The ACT is mandated testing that covers four academic skill areas; English, Mathematics, Reading, and Science Reasoning, used for college admissions in the United States. In Potosi, you take the ACT as a junior and, boy oh boy, is it stressful; at least it was for me. Some of the staff here at Potosi has explained how the ACT is approached in staff meetings, how they implement ACT standards into their teaching, what the district goals are, how to meet those goals, and what the results have been.
Mrs. Foote is the new District Assessment Coordinator (DAC), taking on new roles this year, as our previous DAC Mrs. Hutchcroft returns to teaching full time, “which is something I love and want to do, so it somehow fell into my lap.”
Mrs. Foote shared her opinion that teachers, “should be addressing [ACT standards] in how they assess their curriculum.” She explained that teachers have been looking closely at ACT standards during their inservice times, but she said, “It shouldn’t even be in inservices, it should be always!” Essentially Foote says that though the topic must be talked about during inservices, the teachers should always be assessing students through the tests they take, the way they learn, and so on.
Mrs. Hutchcroft talked about the changes she has made, personally, to her curriculum. Even though she is not a core subject, “I can do the reading, writing, and those activities, and strengthen.” She is all about, “what can I do to help our kids be better, and how can I be better?” The way that teachers are presenting their materials in class is aligned with the Common Core Standards, “which in theory are aligned with ACT standards,” said Mrs. Foote, to emphasize her point that every day, in everything a student does, teachers should be paying attention and adjusting their curriculum to better prepare the students for the upcoming ACT or the next level, such as college, or whatever lies next for the students.

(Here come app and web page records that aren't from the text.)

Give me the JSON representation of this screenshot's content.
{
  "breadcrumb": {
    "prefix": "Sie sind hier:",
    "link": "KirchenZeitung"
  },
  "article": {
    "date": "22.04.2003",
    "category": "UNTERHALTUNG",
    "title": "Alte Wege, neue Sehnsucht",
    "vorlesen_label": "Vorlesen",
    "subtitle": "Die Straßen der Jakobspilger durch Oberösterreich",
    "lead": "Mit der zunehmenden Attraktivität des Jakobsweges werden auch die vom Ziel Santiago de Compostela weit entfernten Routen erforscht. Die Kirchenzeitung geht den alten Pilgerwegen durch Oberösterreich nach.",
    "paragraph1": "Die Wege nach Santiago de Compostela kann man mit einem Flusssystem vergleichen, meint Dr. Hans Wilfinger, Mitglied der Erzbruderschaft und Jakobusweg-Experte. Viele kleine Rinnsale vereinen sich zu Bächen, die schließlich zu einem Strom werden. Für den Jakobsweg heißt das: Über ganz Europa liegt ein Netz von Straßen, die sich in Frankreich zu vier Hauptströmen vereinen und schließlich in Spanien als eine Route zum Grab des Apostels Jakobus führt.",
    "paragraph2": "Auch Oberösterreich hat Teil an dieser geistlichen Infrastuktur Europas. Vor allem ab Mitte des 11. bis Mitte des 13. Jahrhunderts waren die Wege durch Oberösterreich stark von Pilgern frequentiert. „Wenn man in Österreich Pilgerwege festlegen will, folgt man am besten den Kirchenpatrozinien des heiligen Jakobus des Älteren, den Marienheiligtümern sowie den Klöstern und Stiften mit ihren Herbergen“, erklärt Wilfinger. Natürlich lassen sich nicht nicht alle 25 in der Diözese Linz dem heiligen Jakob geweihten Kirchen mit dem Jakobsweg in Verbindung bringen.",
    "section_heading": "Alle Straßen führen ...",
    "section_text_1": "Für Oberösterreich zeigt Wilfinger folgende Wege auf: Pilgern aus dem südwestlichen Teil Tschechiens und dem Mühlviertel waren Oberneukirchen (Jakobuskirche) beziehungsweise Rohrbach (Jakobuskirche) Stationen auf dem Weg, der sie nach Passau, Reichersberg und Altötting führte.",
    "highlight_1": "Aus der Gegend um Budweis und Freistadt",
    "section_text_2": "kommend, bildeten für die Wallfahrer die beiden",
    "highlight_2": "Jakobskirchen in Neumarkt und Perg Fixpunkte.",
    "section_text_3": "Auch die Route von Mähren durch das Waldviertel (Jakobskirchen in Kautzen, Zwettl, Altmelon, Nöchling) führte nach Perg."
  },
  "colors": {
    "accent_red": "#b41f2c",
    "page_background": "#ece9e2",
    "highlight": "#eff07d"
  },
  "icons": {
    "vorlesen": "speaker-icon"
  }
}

The ACT standards, “definitely affect what I teach, but they probably affect how I teach more,” Mrs. Hucthcroft stated. For the most part, teachers must hit and teach certain concepts, but the way in which they deliver their content can make a huge difference to students. “I’m taking the ACT standards and looking at which ones I’m currently covering, and then I look at which ones are hit a lot on the test and how they mesh up, so I can make adjustments,” Mrs. Hucthcroft explained. Making adjustments in the classroom is a huge part of helping students be successful when it comes to taking big exams, such as the ACT.
The school’s goal for the ACT is to have every junior to be at or above the state cut level the score that distinguishes between passing and failing. “Wisconsin tends to do very well on the ACT, so our state cut scores are always a little higher than the national cut scores,” Mrs. Foote states before sharing the results with me. The results for the testing class of 2018-2019 are as follows: 27 students were tested, and 52% of those met the college benchmarks for readiness in English. 52% of the people in the state also met this benchmark, so we were even with the state. For math, 33% of our students met the benchmark, and in the state, 31% met the benchmark. In reading, 37% of our students met the benchmark, and in the state, 38% met the benchmark. In science, 41% of our students met the benchmark and only 33% in the state met the benchmark. In our school, 22% of students met all of the benchmarks and in the state only 21% met all the benchmarks. “So if you just look at that figure, we’re doing okay,” said Mrs. Foote.
Mrs. Foote claims, “Apparently Potosi’s high school kids need to read more! But couldn’t everybody stand to read more? It’s becoming a trend among everybody; we don’t read enough.” Reading benefits students in all areas of the ACT, so Mrs. Foote recommends reading more as a simple way to continue to improve scores.